    Quarterback Mac Jones, coming off perhaps the most disappointing start of his young career, is busy cramming this short week, balancing Bengals prep and self-corrections to the Pats’ struggling offense.

    “It’s just the process of, ‘Alright, here’s what we need to fix,’ and we’ve done that obviously from the last game. Then, ‘How do we attack the next defense?’” Jones said on Wednesday. “That’s how it has to be every week. Sometimes it’s a quick turnaround, sometimes we get (from) Sunday to Sunday or even more with bye week for example. But every week is the same in its own regard. 

    “We have plenty of banked reps against our defense, who is probably one of the most multiple defenses in the league, too. So (they’re) kind of similar to Cincinnati there. But yeah, I think it’s a great defense in Cincinnati. Just have to be ready to go from a mentality standpoint.”

    Patriots head coach Bill Belichick seems to see the Bengals’ defensive strength less in terms of volume and variety and more as a matter of consistency.  

    “This isn’t a team that does a lot of new things from week to week,” he said, when asked on Wednesday why Cincinnati enjoys such second-half success. “You don’t look at one game and say like, ‘Wow, that looks like a lot different than some other game.’ They’re pretty steady really in their personnel groups and their calls. I mean they have little variations from time to time or certain situations. But generally speaking, they play to their system, it’s balanced.”

    That means a mix of pressures. Not a lot, necessarily, “but enough to keep you on.” And coverages. Mostly zone; occasionally man, which they’re sure to play with specific “man-to-man players on the field.”
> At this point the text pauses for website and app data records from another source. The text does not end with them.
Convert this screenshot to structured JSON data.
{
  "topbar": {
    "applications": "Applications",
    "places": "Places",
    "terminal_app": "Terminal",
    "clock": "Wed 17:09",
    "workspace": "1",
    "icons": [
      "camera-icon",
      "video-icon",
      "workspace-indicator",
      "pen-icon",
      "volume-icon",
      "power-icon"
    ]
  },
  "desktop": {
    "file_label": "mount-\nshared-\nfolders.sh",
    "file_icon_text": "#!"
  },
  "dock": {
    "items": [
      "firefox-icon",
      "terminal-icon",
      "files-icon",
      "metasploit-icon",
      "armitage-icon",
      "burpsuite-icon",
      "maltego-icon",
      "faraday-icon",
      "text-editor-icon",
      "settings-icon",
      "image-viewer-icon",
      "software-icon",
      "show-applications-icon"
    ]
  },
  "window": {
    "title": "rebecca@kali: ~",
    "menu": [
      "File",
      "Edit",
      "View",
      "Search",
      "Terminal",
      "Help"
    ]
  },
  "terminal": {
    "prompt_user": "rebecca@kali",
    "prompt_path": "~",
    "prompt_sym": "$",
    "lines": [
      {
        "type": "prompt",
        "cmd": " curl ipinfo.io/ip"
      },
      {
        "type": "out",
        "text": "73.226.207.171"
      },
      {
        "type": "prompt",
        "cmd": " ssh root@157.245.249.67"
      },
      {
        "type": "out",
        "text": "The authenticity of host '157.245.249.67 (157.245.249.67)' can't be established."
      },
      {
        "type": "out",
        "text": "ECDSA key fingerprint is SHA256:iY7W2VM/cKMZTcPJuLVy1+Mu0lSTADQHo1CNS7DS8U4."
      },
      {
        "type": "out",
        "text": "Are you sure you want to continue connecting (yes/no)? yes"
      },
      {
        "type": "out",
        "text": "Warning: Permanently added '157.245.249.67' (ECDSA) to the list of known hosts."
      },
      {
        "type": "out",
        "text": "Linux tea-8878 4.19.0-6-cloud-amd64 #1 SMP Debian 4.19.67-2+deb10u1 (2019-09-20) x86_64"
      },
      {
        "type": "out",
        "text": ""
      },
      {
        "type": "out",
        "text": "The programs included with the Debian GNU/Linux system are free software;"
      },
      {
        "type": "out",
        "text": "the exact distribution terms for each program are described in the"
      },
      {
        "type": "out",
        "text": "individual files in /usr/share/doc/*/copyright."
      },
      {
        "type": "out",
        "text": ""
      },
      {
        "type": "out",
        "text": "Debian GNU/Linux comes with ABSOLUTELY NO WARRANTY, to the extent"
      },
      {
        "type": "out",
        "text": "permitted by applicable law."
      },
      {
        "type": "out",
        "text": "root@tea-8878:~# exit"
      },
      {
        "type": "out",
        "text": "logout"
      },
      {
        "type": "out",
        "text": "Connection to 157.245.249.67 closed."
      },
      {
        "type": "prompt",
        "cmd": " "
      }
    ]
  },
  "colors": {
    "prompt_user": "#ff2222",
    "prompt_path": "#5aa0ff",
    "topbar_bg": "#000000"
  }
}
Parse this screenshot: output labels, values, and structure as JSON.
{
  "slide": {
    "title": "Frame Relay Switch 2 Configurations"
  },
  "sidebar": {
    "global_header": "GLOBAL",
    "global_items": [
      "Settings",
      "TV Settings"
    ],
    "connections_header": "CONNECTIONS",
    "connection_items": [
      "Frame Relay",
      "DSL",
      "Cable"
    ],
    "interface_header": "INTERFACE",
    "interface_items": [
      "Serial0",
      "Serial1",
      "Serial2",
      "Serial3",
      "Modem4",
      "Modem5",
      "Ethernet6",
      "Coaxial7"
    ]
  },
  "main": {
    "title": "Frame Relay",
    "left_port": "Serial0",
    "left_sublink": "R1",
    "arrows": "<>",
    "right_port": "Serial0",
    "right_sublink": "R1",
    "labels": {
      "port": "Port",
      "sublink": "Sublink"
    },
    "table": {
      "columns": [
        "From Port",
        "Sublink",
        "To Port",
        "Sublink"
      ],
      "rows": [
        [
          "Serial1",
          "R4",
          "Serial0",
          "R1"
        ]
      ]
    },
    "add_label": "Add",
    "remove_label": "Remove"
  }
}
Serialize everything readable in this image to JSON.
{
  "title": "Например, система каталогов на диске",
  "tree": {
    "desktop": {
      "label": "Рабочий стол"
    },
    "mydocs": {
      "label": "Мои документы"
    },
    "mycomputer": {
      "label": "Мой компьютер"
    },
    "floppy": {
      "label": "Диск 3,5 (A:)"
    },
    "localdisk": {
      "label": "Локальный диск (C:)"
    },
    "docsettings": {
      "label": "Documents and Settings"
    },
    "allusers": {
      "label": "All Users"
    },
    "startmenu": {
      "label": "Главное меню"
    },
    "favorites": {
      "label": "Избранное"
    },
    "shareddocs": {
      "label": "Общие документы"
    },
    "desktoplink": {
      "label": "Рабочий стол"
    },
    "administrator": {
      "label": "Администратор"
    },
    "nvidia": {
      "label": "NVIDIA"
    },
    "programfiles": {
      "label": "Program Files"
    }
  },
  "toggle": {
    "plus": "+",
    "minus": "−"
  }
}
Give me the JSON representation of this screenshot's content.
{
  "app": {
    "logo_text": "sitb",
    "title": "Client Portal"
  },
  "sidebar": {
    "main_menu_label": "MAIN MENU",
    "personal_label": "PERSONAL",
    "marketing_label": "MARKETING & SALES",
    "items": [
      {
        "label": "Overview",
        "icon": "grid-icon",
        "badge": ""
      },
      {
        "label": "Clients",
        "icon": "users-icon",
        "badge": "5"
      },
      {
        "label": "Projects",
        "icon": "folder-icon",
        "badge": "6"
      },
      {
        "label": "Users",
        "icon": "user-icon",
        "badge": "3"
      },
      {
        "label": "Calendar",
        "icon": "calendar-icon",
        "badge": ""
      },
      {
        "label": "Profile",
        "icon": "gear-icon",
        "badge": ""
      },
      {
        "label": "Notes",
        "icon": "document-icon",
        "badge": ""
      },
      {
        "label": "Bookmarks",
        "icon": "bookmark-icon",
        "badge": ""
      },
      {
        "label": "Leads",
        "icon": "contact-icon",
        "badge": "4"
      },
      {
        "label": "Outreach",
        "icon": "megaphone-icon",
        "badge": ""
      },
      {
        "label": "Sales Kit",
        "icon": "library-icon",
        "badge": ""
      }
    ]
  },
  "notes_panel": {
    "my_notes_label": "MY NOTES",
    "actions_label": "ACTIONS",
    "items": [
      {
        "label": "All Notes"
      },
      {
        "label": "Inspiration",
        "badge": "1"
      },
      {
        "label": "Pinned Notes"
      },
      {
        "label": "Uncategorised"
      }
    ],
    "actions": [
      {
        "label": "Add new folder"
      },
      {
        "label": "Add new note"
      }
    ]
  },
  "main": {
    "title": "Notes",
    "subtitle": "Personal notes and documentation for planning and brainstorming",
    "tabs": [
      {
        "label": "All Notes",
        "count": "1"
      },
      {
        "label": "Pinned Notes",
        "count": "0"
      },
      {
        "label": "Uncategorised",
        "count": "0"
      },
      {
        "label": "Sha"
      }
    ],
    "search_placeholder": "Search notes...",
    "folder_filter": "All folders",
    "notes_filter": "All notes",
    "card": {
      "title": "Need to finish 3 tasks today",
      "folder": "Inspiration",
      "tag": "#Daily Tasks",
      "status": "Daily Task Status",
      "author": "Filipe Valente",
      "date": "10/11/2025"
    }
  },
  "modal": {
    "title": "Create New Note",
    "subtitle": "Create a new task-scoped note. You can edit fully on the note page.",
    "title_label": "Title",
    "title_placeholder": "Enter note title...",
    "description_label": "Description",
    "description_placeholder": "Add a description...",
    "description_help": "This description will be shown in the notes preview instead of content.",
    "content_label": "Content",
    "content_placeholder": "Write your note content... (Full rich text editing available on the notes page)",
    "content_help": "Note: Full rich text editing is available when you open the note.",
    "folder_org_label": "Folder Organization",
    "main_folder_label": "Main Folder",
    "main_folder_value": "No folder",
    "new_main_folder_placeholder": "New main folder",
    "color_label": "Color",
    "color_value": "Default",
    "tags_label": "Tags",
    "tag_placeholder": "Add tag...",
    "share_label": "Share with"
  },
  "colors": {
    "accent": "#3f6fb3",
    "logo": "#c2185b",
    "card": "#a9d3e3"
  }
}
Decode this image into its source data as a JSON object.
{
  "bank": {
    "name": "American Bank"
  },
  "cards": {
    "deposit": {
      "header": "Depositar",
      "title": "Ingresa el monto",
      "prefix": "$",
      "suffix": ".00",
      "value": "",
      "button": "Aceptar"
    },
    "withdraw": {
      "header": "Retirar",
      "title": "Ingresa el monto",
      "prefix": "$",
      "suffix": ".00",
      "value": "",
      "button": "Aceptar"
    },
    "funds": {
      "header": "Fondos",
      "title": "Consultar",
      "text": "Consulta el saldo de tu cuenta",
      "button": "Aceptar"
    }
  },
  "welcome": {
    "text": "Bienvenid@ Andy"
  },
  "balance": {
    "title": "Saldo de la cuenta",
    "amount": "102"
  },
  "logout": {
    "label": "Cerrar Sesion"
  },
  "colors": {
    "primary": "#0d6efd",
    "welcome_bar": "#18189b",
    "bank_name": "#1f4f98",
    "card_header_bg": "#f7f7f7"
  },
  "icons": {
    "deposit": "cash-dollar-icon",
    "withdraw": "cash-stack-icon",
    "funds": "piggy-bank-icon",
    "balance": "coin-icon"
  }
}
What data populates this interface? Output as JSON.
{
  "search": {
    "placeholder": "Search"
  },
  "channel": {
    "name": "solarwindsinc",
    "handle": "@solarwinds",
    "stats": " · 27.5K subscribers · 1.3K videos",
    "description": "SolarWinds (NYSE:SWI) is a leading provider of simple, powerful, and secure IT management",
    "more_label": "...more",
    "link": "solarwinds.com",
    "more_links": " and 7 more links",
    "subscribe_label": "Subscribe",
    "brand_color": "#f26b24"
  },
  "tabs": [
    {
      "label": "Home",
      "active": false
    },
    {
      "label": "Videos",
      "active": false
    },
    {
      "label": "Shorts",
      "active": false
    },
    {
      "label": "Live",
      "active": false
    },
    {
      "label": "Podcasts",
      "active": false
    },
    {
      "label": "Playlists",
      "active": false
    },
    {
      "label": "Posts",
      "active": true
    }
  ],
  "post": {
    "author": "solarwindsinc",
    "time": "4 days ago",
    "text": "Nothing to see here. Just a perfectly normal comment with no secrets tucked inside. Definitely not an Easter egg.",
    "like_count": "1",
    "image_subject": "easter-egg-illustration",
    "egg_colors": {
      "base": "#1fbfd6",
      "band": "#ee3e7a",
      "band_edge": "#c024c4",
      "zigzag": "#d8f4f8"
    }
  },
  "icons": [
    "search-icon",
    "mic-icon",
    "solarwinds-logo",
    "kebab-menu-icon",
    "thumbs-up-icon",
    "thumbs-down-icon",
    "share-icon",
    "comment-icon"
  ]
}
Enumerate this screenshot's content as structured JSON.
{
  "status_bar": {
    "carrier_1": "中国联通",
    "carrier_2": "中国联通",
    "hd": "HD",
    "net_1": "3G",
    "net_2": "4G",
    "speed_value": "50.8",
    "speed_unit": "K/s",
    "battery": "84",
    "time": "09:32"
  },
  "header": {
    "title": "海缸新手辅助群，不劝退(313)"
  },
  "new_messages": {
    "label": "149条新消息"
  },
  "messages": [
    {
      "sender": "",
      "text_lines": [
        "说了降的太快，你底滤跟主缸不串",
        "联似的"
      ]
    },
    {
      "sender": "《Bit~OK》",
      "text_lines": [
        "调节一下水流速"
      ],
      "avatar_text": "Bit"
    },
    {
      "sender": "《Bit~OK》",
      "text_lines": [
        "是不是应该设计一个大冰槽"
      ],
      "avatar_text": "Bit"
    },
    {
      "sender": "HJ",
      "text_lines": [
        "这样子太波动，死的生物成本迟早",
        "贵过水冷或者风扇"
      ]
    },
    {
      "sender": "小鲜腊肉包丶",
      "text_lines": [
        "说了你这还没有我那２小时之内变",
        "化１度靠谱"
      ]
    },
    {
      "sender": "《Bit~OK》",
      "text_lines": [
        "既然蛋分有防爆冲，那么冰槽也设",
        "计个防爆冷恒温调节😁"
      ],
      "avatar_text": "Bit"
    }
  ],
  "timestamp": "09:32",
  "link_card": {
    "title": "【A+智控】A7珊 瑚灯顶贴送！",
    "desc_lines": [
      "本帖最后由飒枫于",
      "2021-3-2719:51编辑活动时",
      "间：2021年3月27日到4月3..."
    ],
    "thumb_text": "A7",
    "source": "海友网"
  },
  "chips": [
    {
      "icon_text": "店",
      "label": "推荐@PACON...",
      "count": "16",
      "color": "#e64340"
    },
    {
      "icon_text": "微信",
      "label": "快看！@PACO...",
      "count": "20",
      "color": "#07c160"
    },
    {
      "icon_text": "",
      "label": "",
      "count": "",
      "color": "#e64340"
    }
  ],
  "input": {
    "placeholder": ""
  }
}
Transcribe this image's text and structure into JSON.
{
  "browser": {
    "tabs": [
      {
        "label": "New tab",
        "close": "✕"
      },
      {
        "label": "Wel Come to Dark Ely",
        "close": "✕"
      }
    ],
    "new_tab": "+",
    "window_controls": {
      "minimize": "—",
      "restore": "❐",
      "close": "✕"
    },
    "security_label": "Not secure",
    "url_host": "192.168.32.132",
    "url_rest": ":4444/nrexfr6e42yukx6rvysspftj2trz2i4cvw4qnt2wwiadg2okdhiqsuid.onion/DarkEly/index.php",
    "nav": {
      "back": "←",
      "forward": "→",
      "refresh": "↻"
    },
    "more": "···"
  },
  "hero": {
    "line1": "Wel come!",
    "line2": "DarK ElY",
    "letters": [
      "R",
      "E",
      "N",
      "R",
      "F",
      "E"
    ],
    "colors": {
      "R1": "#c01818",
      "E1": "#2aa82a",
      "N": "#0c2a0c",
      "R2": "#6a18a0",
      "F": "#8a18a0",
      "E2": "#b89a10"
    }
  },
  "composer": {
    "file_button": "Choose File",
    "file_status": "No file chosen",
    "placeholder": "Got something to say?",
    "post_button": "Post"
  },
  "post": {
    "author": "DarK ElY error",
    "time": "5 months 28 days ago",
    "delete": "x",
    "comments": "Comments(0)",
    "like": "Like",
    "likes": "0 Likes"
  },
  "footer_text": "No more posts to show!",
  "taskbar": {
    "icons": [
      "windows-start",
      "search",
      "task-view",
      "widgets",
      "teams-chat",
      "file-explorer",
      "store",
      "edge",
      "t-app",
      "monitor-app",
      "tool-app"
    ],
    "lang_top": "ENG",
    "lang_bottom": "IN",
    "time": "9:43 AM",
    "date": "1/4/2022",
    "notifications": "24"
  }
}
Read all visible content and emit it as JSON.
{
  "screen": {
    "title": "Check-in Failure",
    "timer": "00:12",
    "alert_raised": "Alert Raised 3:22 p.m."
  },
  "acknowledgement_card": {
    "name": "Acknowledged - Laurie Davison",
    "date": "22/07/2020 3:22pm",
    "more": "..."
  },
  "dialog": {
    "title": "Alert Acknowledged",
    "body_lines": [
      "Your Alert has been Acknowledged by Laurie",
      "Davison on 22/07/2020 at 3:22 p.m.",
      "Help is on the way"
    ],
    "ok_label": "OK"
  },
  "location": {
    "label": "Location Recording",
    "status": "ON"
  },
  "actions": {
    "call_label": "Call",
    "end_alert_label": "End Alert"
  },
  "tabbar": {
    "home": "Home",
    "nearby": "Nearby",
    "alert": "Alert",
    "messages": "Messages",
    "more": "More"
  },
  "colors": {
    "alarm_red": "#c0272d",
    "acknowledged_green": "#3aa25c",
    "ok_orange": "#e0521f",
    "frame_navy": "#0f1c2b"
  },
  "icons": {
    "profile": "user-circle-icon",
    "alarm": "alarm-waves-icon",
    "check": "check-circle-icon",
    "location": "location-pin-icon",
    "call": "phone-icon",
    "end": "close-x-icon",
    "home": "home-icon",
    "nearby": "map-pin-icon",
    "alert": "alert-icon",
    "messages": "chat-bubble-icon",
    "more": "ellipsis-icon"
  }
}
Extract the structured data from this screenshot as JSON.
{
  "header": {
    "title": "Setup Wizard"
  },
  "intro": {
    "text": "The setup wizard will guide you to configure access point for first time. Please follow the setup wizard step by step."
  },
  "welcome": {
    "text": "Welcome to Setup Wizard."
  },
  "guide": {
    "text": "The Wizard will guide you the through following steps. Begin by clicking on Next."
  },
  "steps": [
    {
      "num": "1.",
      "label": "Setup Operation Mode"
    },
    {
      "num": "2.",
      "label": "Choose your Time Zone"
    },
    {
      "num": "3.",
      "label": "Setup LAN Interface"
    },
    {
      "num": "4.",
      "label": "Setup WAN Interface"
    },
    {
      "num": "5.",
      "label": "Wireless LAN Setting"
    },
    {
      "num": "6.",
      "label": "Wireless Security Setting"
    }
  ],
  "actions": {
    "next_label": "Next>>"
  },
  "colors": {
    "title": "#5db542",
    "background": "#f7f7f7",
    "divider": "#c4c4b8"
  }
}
    The constant is what confronts Jones up front. Regardless of how he reads the secondary, Mac must get the ball over and around the likes of Reader and his line mates.

    “They’re long, they get their hands on some balls, a couple tipped passes for interceptions, things like that,” Belichick says. “They’re big up front. Reader, (tackle) B.J. Hill and those guys. I mean it’s not an easy group to throw with.”

    While Reader and Hill fill the interior, Trey Hendrickson and Sam Hubbard (12½ combined sacks) rush from the edges.

    Hendrickson, a Pro Bowler in 2022, has been limited in practice this week after missing the Tampa Bay game due to a wrist injury. Hubbard didn’t practice on Wednesday, while dealing with an injured calf.

    With or without them, as we learned on Sunday, there’s no easy solution to a Cincinnati defense that’s proven to be substantially better than “fairly tough.” 

    Bob Socci is in his 10th season calling play-by-play for the Patriots Radio Network on 98.5 The Sports Hub. Follow him on Twitter @BobSocci.